Chaffinch

47 – day 1

Monday, May 18th, 2009

This week I’ll mostly be 47. It only seems a moment ago that I was 42. 42 is sort of old. It’s sort of just over 40 which although ‘old’ when you are 16 is not really that old when you get to be 42. But 47. That’s nearly 50. And I’m noticing that I’m getting crustier and the funny thing is that I don’t care. That’s what mental decline does for you. You become more annoying and argumentative and less willing to put up with sh*t but you don’t really mind too much that people find you annoying. You actually quite enjoy the feeling that you are making an impact. For example, today I had to deal with the unfortunate case of the credit card company that failed to follow their own procedures and then tried to charge me £37.65 for having done so. Not only did I hear myself saying, “This is a terribly disconnected organisation. How much money are they wasting by having you deal with my problem in such an inefficient manner?” I also heard myself saying, “I expect to be compensated for my time in having to come here today when all of this could easily have been sorted out on the phone when I called two weeks ago.” I suspect that the 42 year old me would not have said those things. He might have got the same outcome but in a slightly less abrasive (dare I admit pompous) way. He might have felt a tad more awkward about speaking up for himself than 47 year old me. I still have gnawing uncertainties in these situations but I now believe in myself much more than I did when younger. I’m dangerous, I believe I’m right and I mean to have satisfaction! What has become of me? This week I’ll try to break my recent dearth of postings and get to grips with this final week of my 46thhood. Mainly as a way of creating something to look back on when I’m even more decrepit. Partly as a snapshot illustration of what might lie before you if you are younger. I never saw myself quite as I am now.

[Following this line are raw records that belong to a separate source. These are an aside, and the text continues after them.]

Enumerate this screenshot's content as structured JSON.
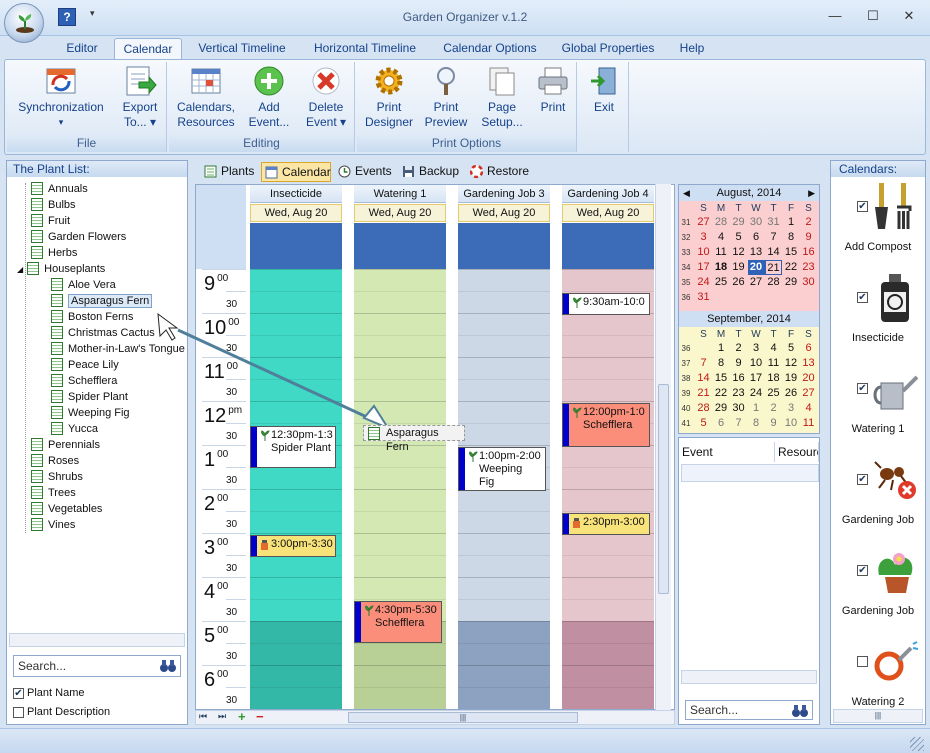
{
  "app": {
    "title": "Garden Organizer v.1.2",
    "help_glyph": "?",
    "qat_more": "▾"
  },
  "window": {
    "min": "—",
    "max": "☐",
    "close": "✕"
  },
  "tabs": [
    {
      "label": "Editor"
    },
    {
      "label": "Calendar"
    },
    {
      "label": "Vertical Timeline"
    },
    {
      "label": "Horizontal Timeline"
    },
    {
      "label": "Calendar Options"
    },
    {
      "label": "Global Properties"
    },
    {
      "label": "Help"
    }
  ],
  "ribbon": {
    "file": {
      "label": "File",
      "sync": "Synchronization",
      "sync_arrow": "▾",
      "export": "Export",
      "export2": "To... ▾"
    },
    "editing": {
      "label": "Editing",
      "calendars": "Calendars,",
      "calendars2": "Resources",
      "add": "Add",
      "add2": "Event...",
      "delete": "Delete",
      "delete2": "Event ▾"
    },
    "print": {
      "label": "Print Options",
      "designer": "Print",
      "designer2": "Designer",
      "preview": "Print",
      "preview2": "Preview",
      "setup": "Page",
      "setup2": "Setup...",
      "print": "Print"
    },
    "exit": {
      "label": "Exit"
    }
  },
  "plant_list": {
    "header": "The Plant List:",
    "expander": "◢",
    "items": [
      {
        "label": "Annuals"
      },
      {
        "label": "Bulbs"
      },
      {
        "label": "Fruit"
      },
      {
        "label": "Garden Flowers"
      },
      {
        "label": "Herbs"
      },
      {
        "label": "Houseplants"
      },
      {
        "label": "Aloe Vera"
      },
      {
        "label": "Asparagus Fern"
      },
      {
        "label": "Boston Ferns"
      },
      {
        "label": "Christmas Cactus"
      },
      {
        "label": "Mother-in-Law's Tongue"
      },
      {
        "label": "Peace Lily"
      },
      {
        "label": "Schefflera"
      },
      {
        "label": "Spider Plant"
      },
      {
        "label": "Weeping Fig"
      },
      {
        "label": "Yucca"
      },
      {
        "label": "Perennials"
      },
      {
        "label": "Roses"
      },
      {
        "label": "Shrubs"
      },
      {
        "label": "Trees"
      },
      {
        "label": "Vegetables"
      },
      {
        "label": "Vines"
      }
    ],
    "search_placeholder": "Search...",
    "opt_name": "Plant Name",
    "opt_desc": "Plant Description",
    "opt_name_checked": "✔"
  },
  "view_tabs": [
    {
      "label": "Plants"
    },
    {
      "label": "Calendar"
    },
    {
      "label": "Events"
    },
    {
      "label": "Backup"
    },
    {
      "label": "Restore"
    }
  ],
  "calendar": {
    "hours": [
      {
        "h": "9",
        "m": "00"
      },
      {
        "h": "10",
        "m": "00"
      },
      {
        "h": "11",
        "m": "00"
      },
      {
        "h": "12",
        "m": "pm"
      },
      {
        "h": "1",
        "m": "00"
      },
      {
        "h": "2",
        "m": "00"
      },
      {
        "h": "3",
        "m": "00"
      },
      {
        "h": "4",
        "m": "00"
      },
      {
        "h": "5",
        "m": "00"
      },
      {
        "h": "6",
        "m": "00"
      }
    ],
    "half": "30",
    "columns": [
      {
        "name": "Insecticide",
        "date": "Wed, Aug 20",
        "color": "#3fd9c6",
        "dark": "#33b8a8"
      },
      {
        "name": "Watering 1",
        "date": "Wed, Aug 20",
        "color": "#d3e8b3",
        "dark": "#b8cf96"
      },
      {
        "name": "Gardening Job 3",
        "date": "Wed, Aug 20",
        "color": "#ccd8e6",
        "dark": "#8da1c0"
      },
      {
        "name": "Gardening Job 4",
        "date": "Wed, Aug 20",
        "color": "#e5c6cc",
        "dark": "#c08fa1"
      }
    ],
    "events": [
      {
        "time": "12:30pm-1:3",
        "title": "Spider Plant"
      },
      {
        "time": "3:00pm-3:30",
        "title": ""
      },
      {
        "time": "4:30pm-5:30",
        "title": "Schefflera"
      },
      {
        "time": "1:00pm-2:00",
        "title": "Weeping",
        "title2": "Fig"
      },
      {
        "time": "9:30am-10:0",
        "title": ""
      },
      {
        "time": "12:00pm-1:0",
        "title": "Schefflera"
      },
      {
        "time": "2:30pm-3:00",
        "title": ""
      }
    ],
    "drag_ghost": "Asparagus Fern"
  },
  "minical": {
    "aug": {
      "title": "August, 2014",
      "prev": "◀",
      "next": "▶"
    },
    "sep": {
      "title": "September, 2014"
    },
    "dow": [
      "S",
      "M",
      "T",
      "W",
      "T",
      "F",
      "S"
    ]
  },
  "event_list": {
    "col_event": "Event",
    "col_resource": "Resource",
    "search_placeholder": "Search..."
  },
  "calendars_panel": {
    "header": "Calendars:",
    "items": [
      {
        "label": "Add Compost",
        "checked": "✔"
      },
      {
        "label": "Insecticide",
        "checked": "✔"
      },
      {
        "label": "Watering 1",
        "checked": "✔"
      },
      {
        "label": "Gardening Job",
        "checked": "✔"
      },
      {
        "label": "Gardening Job",
        "checked": "✔"
      },
      {
        "label": "Watering 2",
        "checked": ""
      }
    ]
  },
  "nav": {
    "first": "⏮",
    "last": "⏭",
    "add": "+",
    "remove": "−",
    "scroll": "|||"
  }
}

This week I might see myself even more differently; I’ve not decided yet what to write about. Let’s see what happens.

Unfortunately named energy companies: no 1
Dong